“It’s also important to maintain a healthy weight. Joints can tolerate only so much physical stress and strain. For weight-bearing joints like hips and the knees, weight is a major driver of arthritis. I tell my patients about maintaining the right type of diet. Eating a mix of fruits and vegetables, staying away from refined sugars, and eating the right types of proteins. Plant-based proteins, for instance nuts like almonds and walnuts, tend to reduce inflammation, as does olive oil. Fish like salmon that contain a lot of omega-3 fatty acids are very healthy for joints.”

For younger patients, Dr. Walker recommends maintaining a body mass index below 25, making sure they’re doing the right type of strengthening and weight bearing exercises to strengthen the muscles that support their joints, and monitoring their activity to avoid additional strain or damage to those joints.

“Exercise can help preserve joint health,” he says. “People at an ideal body weight who have good muscular strength and exercise regularly decrease the likelihood of developing osteoarthritis over the long term. From an evidence-based standpoint, those are the best things you can do to preserve the health of your joints.”




Dr. Walker specializes in orthopedic surgery. He earned his medical degree at Georgetown University, Washington, D.C., and completed a residency in orthopedic surgery at University of California, San Francisco, with subspecialty training in Sports Medicine.
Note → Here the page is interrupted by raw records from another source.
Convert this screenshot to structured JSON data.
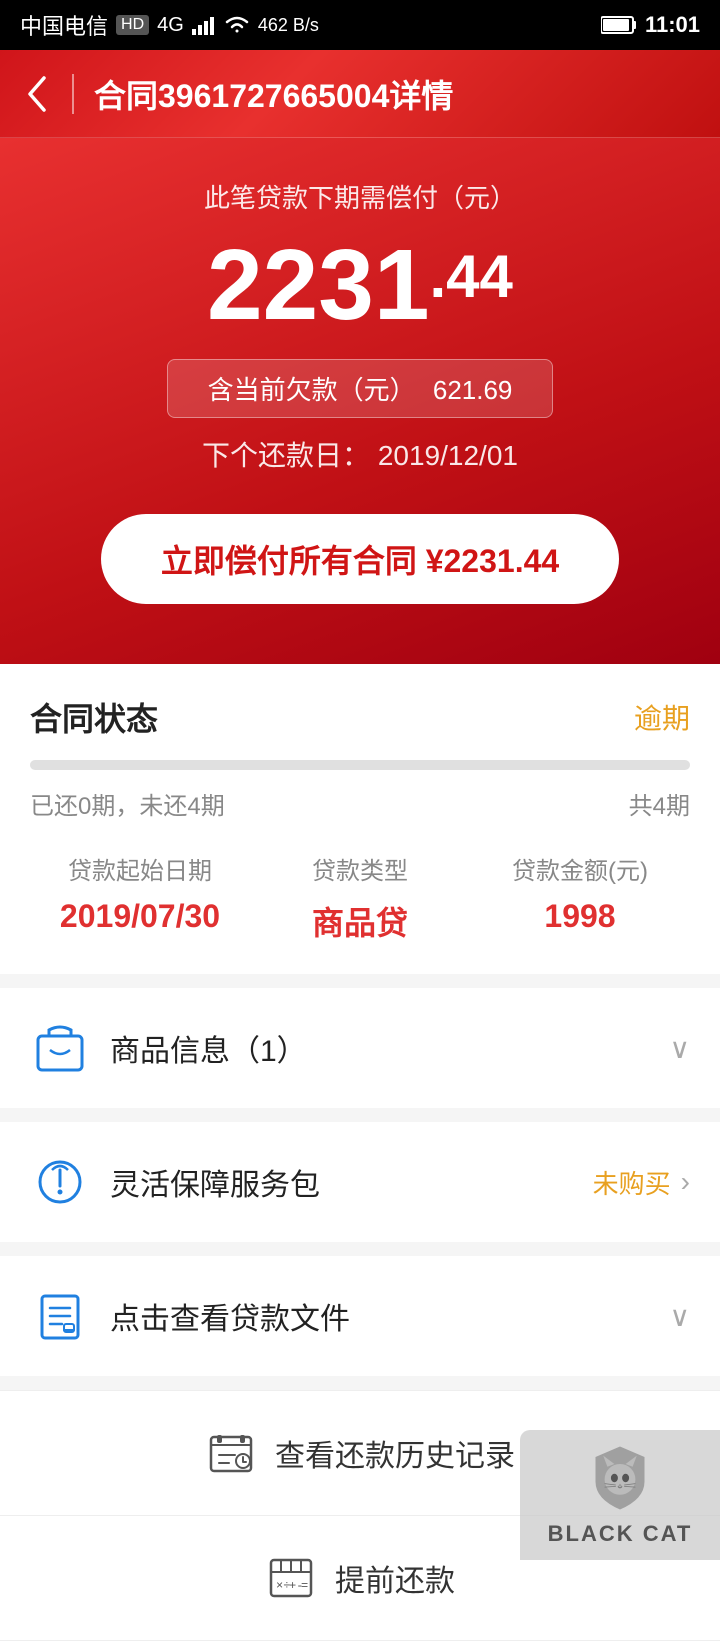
{
  "statusBar": {
    "carrier": "中国电信",
    "hd": "HD",
    "network": "4G",
    "speed": "462 B/s",
    "time": "11:01"
  },
  "header": {
    "backLabel": "←",
    "title": "合同3961727665004详情"
  },
  "hero": {
    "subtitle": "此笔贷款下期需偿付（元）",
    "amountInteger": "2231",
    "amountDecimal": ".44",
    "overdueLabel": "含当前欠款（元）",
    "overdueAmount": "621.69",
    "nextDateLabel": "下个还款日：",
    "nextDate": "2019/12/01",
    "payButtonLabel": "立即偿付所有合同 ¥2231.44"
  },
  "contractStatus": {
    "sectionTitle": "合同状态",
    "statusBadge": "逾期",
    "progressPaid": 0,
    "progressTotal": 4,
    "paidLabel": "已还0期，未还4期",
    "totalLabel": "共4期"
  },
  "loanInfo": {
    "items": [
      {
        "label": "贷款起始日期",
        "value": "2019/07/30"
      },
      {
        "label": "贷款类型",
        "value": "商品贷"
      },
      {
        "label": "贷款金额(元)",
        "value": "1998"
      }
    ]
  },
  "productInfo": {
    "label": "商品信息（1）",
    "arrowIcon": "chevron-down"
  },
  "servicePackage": {
    "label": "灵活保障服务包",
    "statusLabel": "未购买",
    "arrowIcon": "chevron-right"
  },
  "loanDoc": {
    "label": "点击查看贷款文件",
    "arrowIcon": "chevron-down"
  },
  "bottomActions": {
    "historyLabel": "查看还款历史记录",
    "prepayLabel": "提前还款"
  },
  "watermark": {
    "text": "BLACK CAT"
  }
}
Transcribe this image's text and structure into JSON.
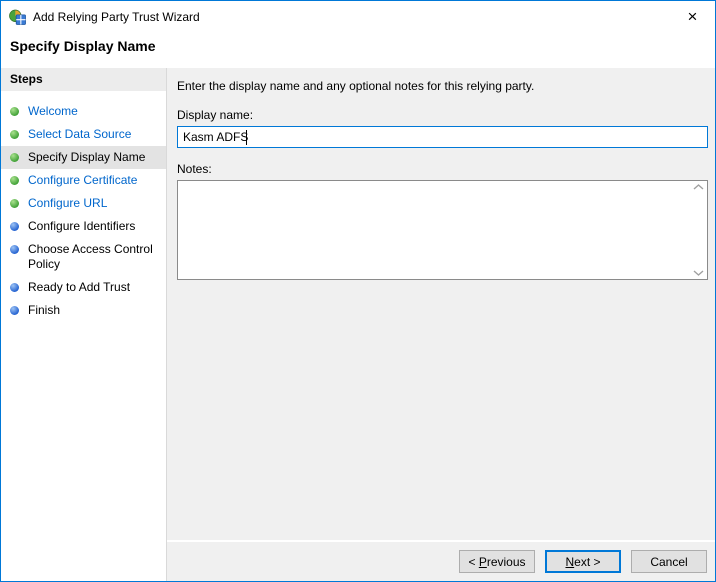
{
  "window": {
    "title": "Add Relying Party Trust Wizard",
    "close_glyph": "×"
  },
  "page": {
    "heading": "Specify Display Name"
  },
  "sidebar": {
    "heading": "Steps",
    "steps": [
      {
        "label": "Welcome",
        "bullet": "green",
        "state": "link"
      },
      {
        "label": "Select Data Source",
        "bullet": "green",
        "state": "link"
      },
      {
        "label": "Specify Display Name",
        "bullet": "green",
        "state": "current"
      },
      {
        "label": "Configure Certificate",
        "bullet": "green",
        "state": "link"
      },
      {
        "label": "Configure URL",
        "bullet": "green",
        "state": "link"
      },
      {
        "label": "Configure Identifiers",
        "bullet": "blue",
        "state": "upcoming"
      },
      {
        "label": "Choose Access Control Policy",
        "bullet": "blue",
        "state": "upcoming"
      },
      {
        "label": "Ready to Add Trust",
        "bullet": "blue",
        "state": "upcoming"
      },
      {
        "label": "Finish",
        "bullet": "blue",
        "state": "upcoming"
      }
    ]
  },
  "main": {
    "description": "Enter the display name and any optional notes for this relying party.",
    "display_name_label": "Display name:",
    "display_name_value": "Kasm ADFS",
    "notes_label": "Notes:"
  },
  "footer": {
    "previous": {
      "pre": "< ",
      "mnemonic": "P",
      "rest": "revious"
    },
    "next": {
      "pre": "",
      "mnemonic": "N",
      "rest": "ext >"
    },
    "cancel": {
      "pre": "",
      "mnemonic": "",
      "rest": "Cancel"
    }
  },
  "icons": {
    "app": "adfs-trust-wizard-icon",
    "scroll_up": "chevron-up",
    "scroll_down": "chevron-down"
  },
  "colors": {
    "accent": "#0078d7",
    "link": "#0066cc",
    "main_bg": "#f0f0f0",
    "selected_bg": "#e3e3e3",
    "bullet_green": "#3c9e33",
    "bullet_blue": "#1f5ecf"
  }
}
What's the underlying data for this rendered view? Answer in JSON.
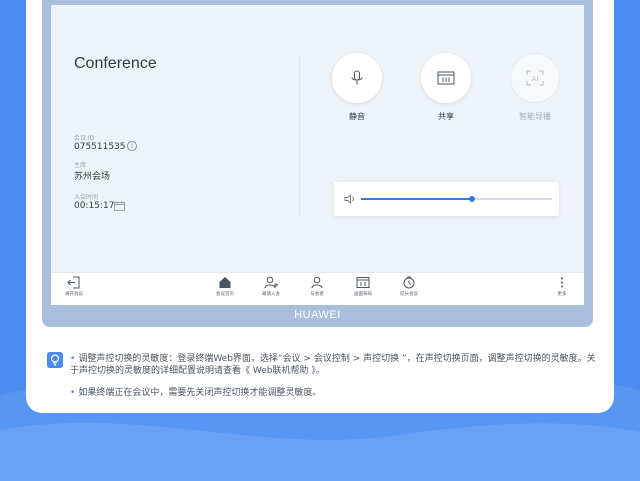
{
  "screen": {
    "title": "Conference",
    "meeting_id_label": "会议 ID",
    "meeting_id": "075511535",
    "host_label": "主席",
    "host": "苏州会场",
    "join_time_label": "入会时间",
    "join_time": "00:15:17"
  },
  "controls": [
    {
      "label": "静音",
      "icon": "microphone-icon",
      "enabled": true
    },
    {
      "label": "共享",
      "icon": "share-screen-icon",
      "enabled": true
    },
    {
      "label": "智能导播",
      "icon": "smart-director-icon",
      "enabled": false
    }
  ],
  "volume": {
    "level": 0.58,
    "icon": "speaker-icon"
  },
  "toolbar": {
    "leave": "离开会议",
    "home": "会议首页",
    "invite": "邀请入会",
    "participants": "与会者",
    "layout": "画面布局",
    "extend": "延长会议",
    "more": "更多"
  },
  "brand": "HUAWEI",
  "tips": [
    "调整声控切换的灵敏度：登录终端Web界面，选择“会议 > 会议控制 > 声控切换 ”，在声控切换页面，调整声控切换的灵敏度。关于声控切换的灵敏度的详细配置说明请查看《 Web联机帮助 》。",
    "如果终端正在会议中，需要先关闭声控切换才能调整灵敏度。"
  ],
  "colors": {
    "background": "#4a8cf0",
    "device_frame": "#a9bedb",
    "screen": "#eef3f8",
    "accent": "#2d7fe0"
  }
}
He later served as Chief of Orthopedic Services and Director of the Sports Injury Clinic at Landstuhl Regional Medical Center, Germany. Dr. Walker is board-certified by the American Board of Orthopaedic Surgery. He practices with St. Clair Medical Group.